This letter to the editor was submitted as a press release.
Department of Consumer Protection Commissioner Michelle H. Seagull, Attorney General William Tong, Connecticut State College and Universities President Mark Ojakian and the Better Business Bureau marked National Cybersecurity Awareness Month last week by visiting Tunxis Community College students to discuss proactive measures residents can take to enhance cybersecurity at home, at school and in the workplace.
People in their 20s and 30s are 25% more likely to report losing money to fraud than adults over 40 according to a Federal Trade Commission Data Spotlight Report. In the majority of those reports, young people lose money online.
During the visit, officials highlighted ways consumers can avoid online scams:
- Don’t fall for click bait. There are more and more tempting ads that seem specifically tailored to users’ preferences showing up on social media. Many of them are legitimate, but some are bait for phishing attacks, or are flashy advertisements trying to get you to purchase substandard products.
- Don’t follow influencers blindly. Influencers put a human face to products we’re thinking about purchasing, but that doesn’t make them trustworthy. Influencers are paid to promote products, and in some cases, are even fake profiles.
- Be wary of email and text solicitations. Scammers and hackers will try to text and email you, and impersonate a company that sounds legitimate, but isn’t. Never click on a link sent by an unfamiliar source.
- Think twice before signing up for a subscription. Subscriptions are often advertised as a good deal with a price cut, but they may lock you into a situation where you’re repeatedly paying for something that you’re not using or isn’t as convenient as the ad lets on. Always do an assessment of what you actually need before signing up for a subscription.

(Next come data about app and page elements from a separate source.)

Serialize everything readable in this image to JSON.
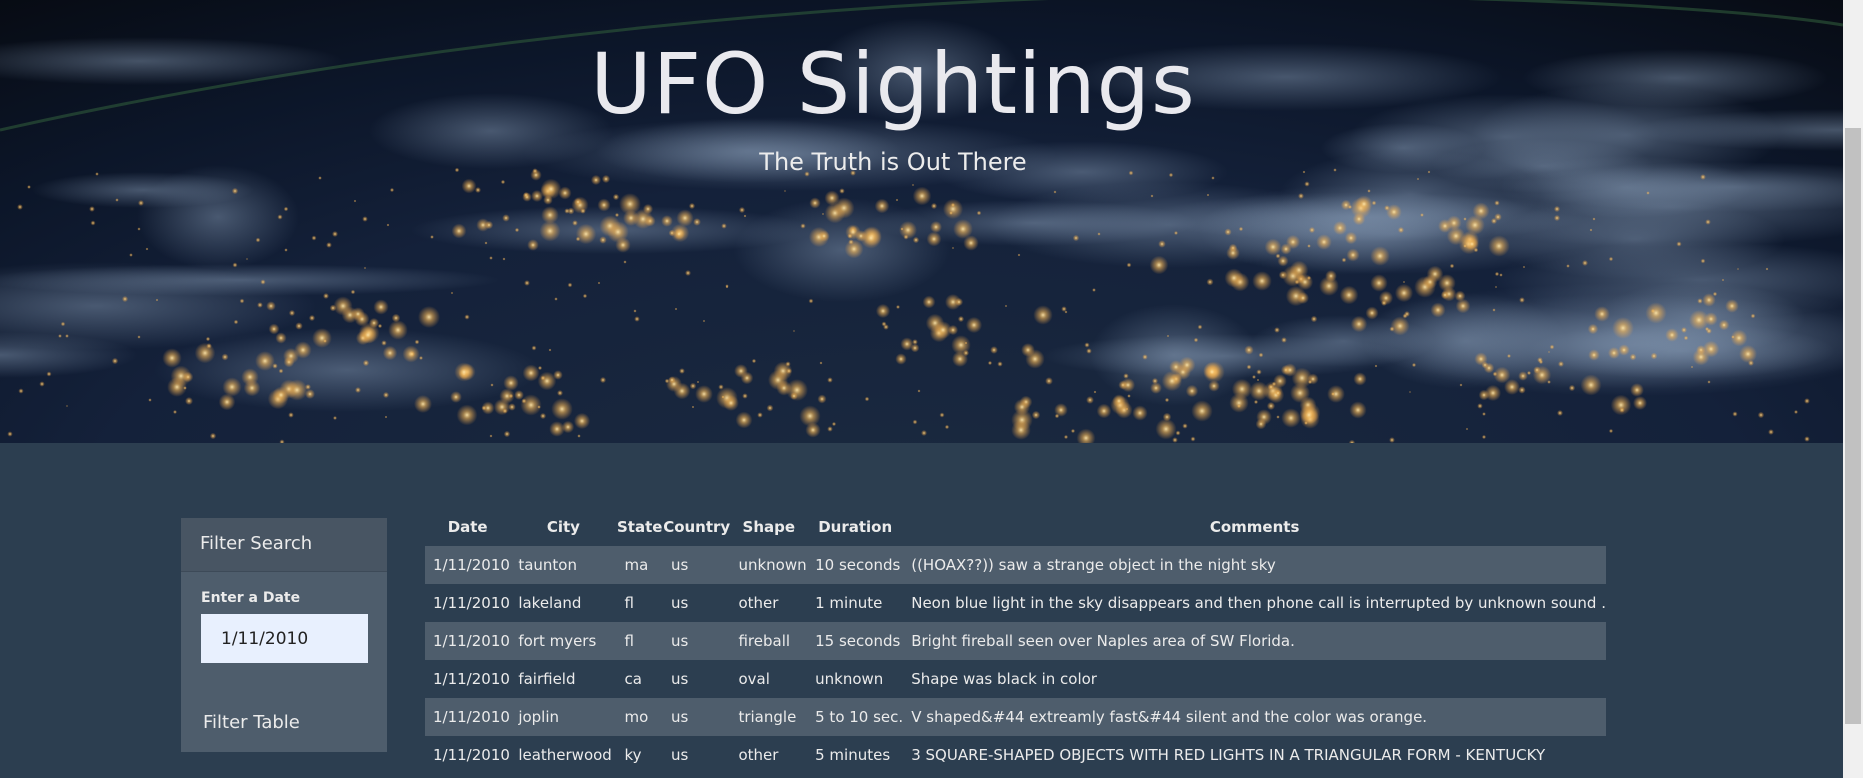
{
  "hero": {
    "title": "UFO Sightings",
    "subtitle": "The Truth is Out There"
  },
  "filter": {
    "header": "Filter Search",
    "date_label": "Enter a Date",
    "date_value": "1/11/2010",
    "button_label": "Filter Table"
  },
  "table": {
    "columns": [
      "Date",
      "City",
      "State",
      "Country",
      "Shape",
      "Duration",
      "Comments"
    ],
    "rows": [
      [
        "1/11/2010",
        "taunton",
        "ma",
        "us",
        "unknown",
        "10 seconds",
        "((HOAX??)) saw a strange object in the night sky"
      ],
      [
        "1/11/2010",
        "lakeland",
        "fl",
        "us",
        "other",
        "1 minute",
        "Neon blue light in the sky disappears and then phone call is interrupted by unknown sound ."
      ],
      [
        "1/11/2010",
        "fort myers",
        "fl",
        "us",
        "fireball",
        "15 seconds",
        "Bright fireball seen over Naples area of SW Florida."
      ],
      [
        "1/11/2010",
        "fairfield",
        "ca",
        "us",
        "oval",
        "unknown",
        "Shape was black in color"
      ],
      [
        "1/11/2010",
        "joplin",
        "mo",
        "us",
        "triangle",
        "5 to 10 sec.",
        "V shaped&#44 extreamly fast&#44 silent and the color was orange."
      ],
      [
        "1/11/2010",
        "leatherwood",
        "ky",
        "us",
        "other",
        "5 minutes",
        "3 SQUARE-SHAPED OBJECTS WITH RED LIGHTS IN A TRIANGULAR FORM - KENTUCKY"
      ]
    ]
  },
  "colors": {
    "background": "#2c3e50",
    "row_alt": "#4e5d6c",
    "input_bg": "#e8f0fe"
  }
}
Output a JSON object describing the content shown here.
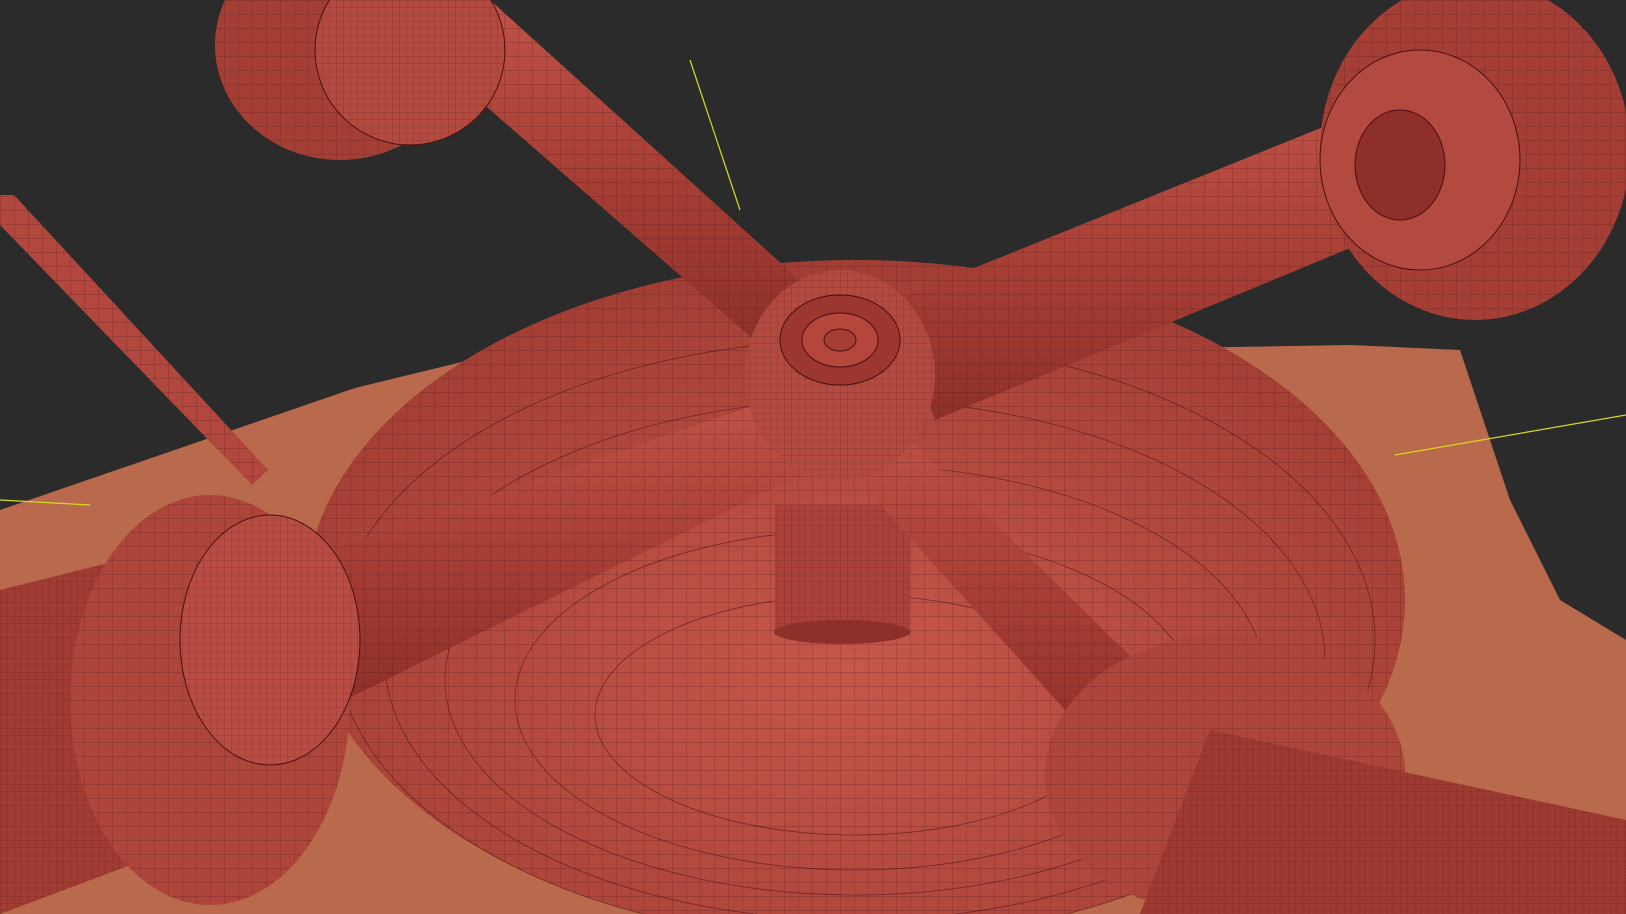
{
  "viewport": {
    "label": "",
    "shading": "wireframe-over-shaded",
    "background_color": "#2b2b2b",
    "mesh_color": "#b4463c",
    "ground_color": "#b9694c",
    "axis_line_color": "#d8d820",
    "wire_color": "#4a0f0f"
  },
  "scene_objects": [
    {
      "name": "dome-base"
    },
    {
      "name": "central-hub"
    },
    {
      "name": "hub-neck"
    },
    {
      "name": "arm-upper-left"
    },
    {
      "name": "arm-upper-right"
    },
    {
      "name": "arm-lower-left"
    },
    {
      "name": "arm-lower-right"
    },
    {
      "name": "flange-upper-left"
    },
    {
      "name": "flange-upper-right"
    },
    {
      "name": "flange-lower-left"
    },
    {
      "name": "flange-lower-right"
    },
    {
      "name": "thin-rod"
    },
    {
      "name": "ground-plane"
    }
  ]
}
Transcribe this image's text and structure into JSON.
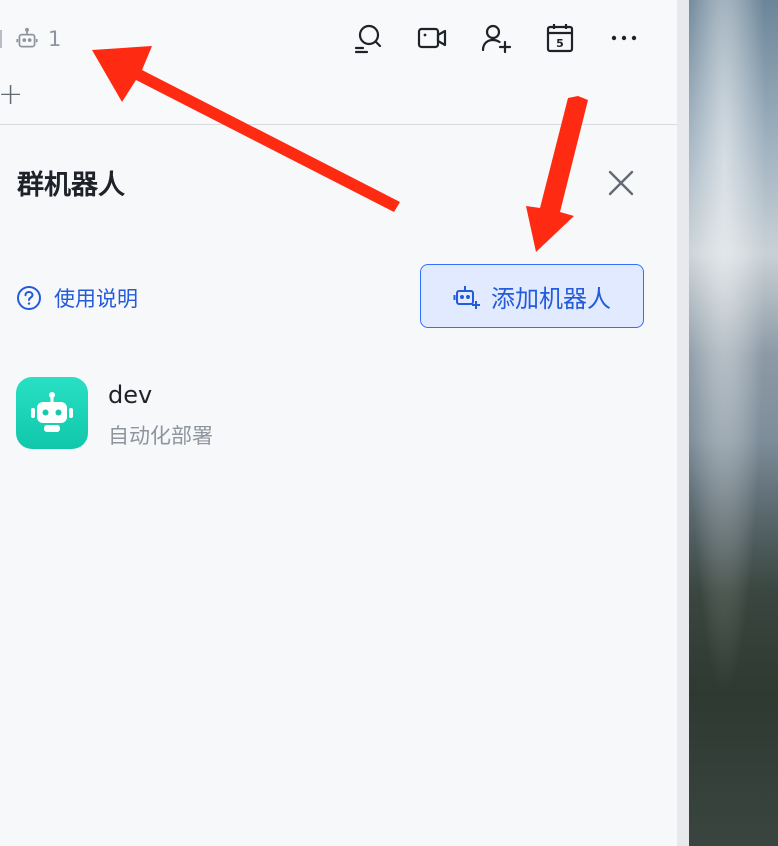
{
  "header": {
    "bot_count": "1",
    "toolbar_icons": [
      "search-icon",
      "video-icon",
      "add-member-icon",
      "calendar-icon",
      "more-icon"
    ],
    "calendar_day": "5"
  },
  "tab_add_label": "+",
  "drawer": {
    "title": "群机器人",
    "help_link": "使用说明",
    "add_button": "添加机器人"
  },
  "bots": [
    {
      "name": "dev",
      "description": "自动化部署",
      "avatar_color": "#1fd4b8"
    }
  ],
  "annotation": {
    "arrow_color": "#ff2a12"
  },
  "colors": {
    "accent": "#245bdb",
    "button_bg": "#e1eaff",
    "panel_bg": "#f7f8fa"
  }
}
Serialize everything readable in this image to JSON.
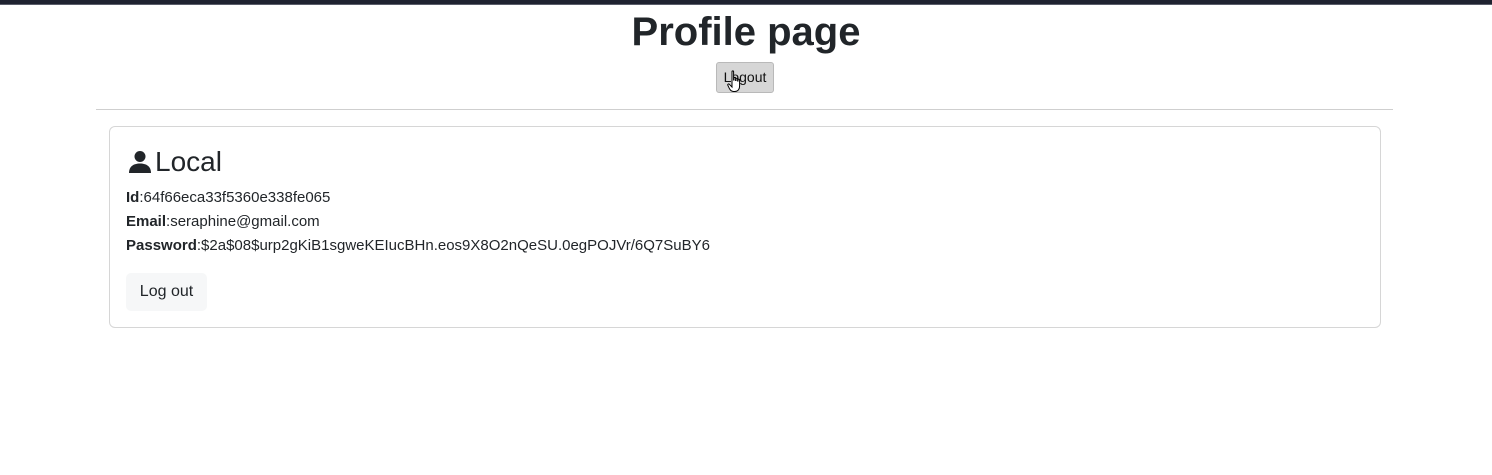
{
  "header": {
    "title": "Profile page",
    "logout_label": "Logout"
  },
  "profile_card": {
    "title": "Local",
    "icon": "user-icon",
    "fields": [
      {
        "label": "Id",
        "value": "64f66eca33f5360e338fe065"
      },
      {
        "label": "Email",
        "value": "seraphine@gmail.com"
      },
      {
        "label": "Password",
        "value": "$2a$08$urp2gKiB1sgweKEIucBHn.eos9X8O2nQeSU.0egPOJVr/6Q7SuBY6"
      }
    ],
    "logout_label": "Log out"
  }
}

- Price check. Always double check prices with other vendors, and see what shipping cost does to the price of your item. Sometimes a low-priced item isn’t as good of a deal because shipping and other fees are expensive.
- Don’t give out your personal information to someone you don’t know. Scammers are manipulative and count on gaining your trust in order to take your personal information. Never put your sensitive personal information in an email, and never give it to anyone unless you know for certain they’re trustworthy.
“All of us are targets of scammers at some point in our lives,” said Consumer Protection Commissioner Michelle H. Seagull, “They do not discriminate in who they target, but technology is making it easier and easier for scammers to give you a personal pitch online – and it’s starting to seriously affect the generation that we think of as tech savvy. I want to thank Attorney General Tong, President Ojakian, the Better Business Bureau Serving Connecticut and Tunxis Community College for bringing attention to this important issue.”
“As the number of phishing scams, data breaches and robocalls continue to increase, the importance of cybersecurity cannot be overlooked. From small business owners and large corporations, to college students and senior citizens, scammers target countless people each day in hopes of stealing their information or hard-earned money. During National Cybersecurity Awareness Month, let’s reinforce the need for businesses, colleges and consumers to have the proper security protocols in place to protect our personal information,” said Attorney General William Tong.
“People of all ages and all walks of life are susceptible to online scams,” said President Ojakian. “Today we are encouraging students, faculty, and staff to take precautions to avoid having their information or money stolen. By remaining vigilant and learning about common online scams, people can reduce the chance they will fall victim to fraudulent activity.”
“Better Business Bureau is so happy to be a part of this talk with college students about cybersecurity and scams. The top two riskiest scams of 2018 according to the BBB ScamTracker Risk Report were employment and online purchase scams,” said Better Business Bureau Serving Connecticut’s Spokesperson Luke Frey, “Both of these scams primarily target consumers ages 18-24 so it is extremely important that young consumers understand that seniors are no longer the primary target for all fraud.”
Those who wish to file a complaint, or let the state know about an issue are encouraged to contact us using the information below:
|Consumer Protection||https://ct.gov/dcp/complaint||(860) 713-6300|
|Office of the Attorney General||https://www.dir.ct.gov/ag/complaint/||(860) 808-5318|
Anyone who notices or has fallen victim to a scam is also encouraged to report it to the Better Business Bureau’s Scam Tracker.
Lora Rae Anderson
Connecticut Department of Consumer Protection